— Exercise —
Keyword search on "Business": report each line of the records that contains it.

┄┄┄┄┄┄

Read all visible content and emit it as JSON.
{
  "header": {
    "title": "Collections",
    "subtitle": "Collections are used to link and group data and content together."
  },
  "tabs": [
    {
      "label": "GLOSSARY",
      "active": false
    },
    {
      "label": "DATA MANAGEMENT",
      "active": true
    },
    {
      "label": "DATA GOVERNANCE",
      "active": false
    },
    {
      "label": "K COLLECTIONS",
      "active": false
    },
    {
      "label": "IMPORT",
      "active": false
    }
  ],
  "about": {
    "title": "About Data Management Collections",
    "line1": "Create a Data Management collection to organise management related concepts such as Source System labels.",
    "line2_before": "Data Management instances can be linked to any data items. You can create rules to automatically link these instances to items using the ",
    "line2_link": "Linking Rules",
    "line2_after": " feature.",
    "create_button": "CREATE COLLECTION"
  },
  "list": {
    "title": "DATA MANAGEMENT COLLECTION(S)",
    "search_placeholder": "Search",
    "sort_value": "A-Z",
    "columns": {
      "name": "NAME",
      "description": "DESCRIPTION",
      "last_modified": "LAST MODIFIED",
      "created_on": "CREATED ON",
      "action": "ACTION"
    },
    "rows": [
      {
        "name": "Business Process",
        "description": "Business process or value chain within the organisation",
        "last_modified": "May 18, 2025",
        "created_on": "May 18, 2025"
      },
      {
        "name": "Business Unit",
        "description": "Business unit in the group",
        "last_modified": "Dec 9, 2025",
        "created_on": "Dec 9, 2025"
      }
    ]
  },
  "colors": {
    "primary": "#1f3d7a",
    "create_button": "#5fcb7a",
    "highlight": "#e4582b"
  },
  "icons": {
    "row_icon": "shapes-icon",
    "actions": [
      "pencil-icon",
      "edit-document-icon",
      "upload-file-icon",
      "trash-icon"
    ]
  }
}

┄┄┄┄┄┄

— Written reply —
        "name": "Business Process",
        "description": "Business process or value chain within the organisation",
        "name": "Business Unit",
        "description": "Business unit in the group",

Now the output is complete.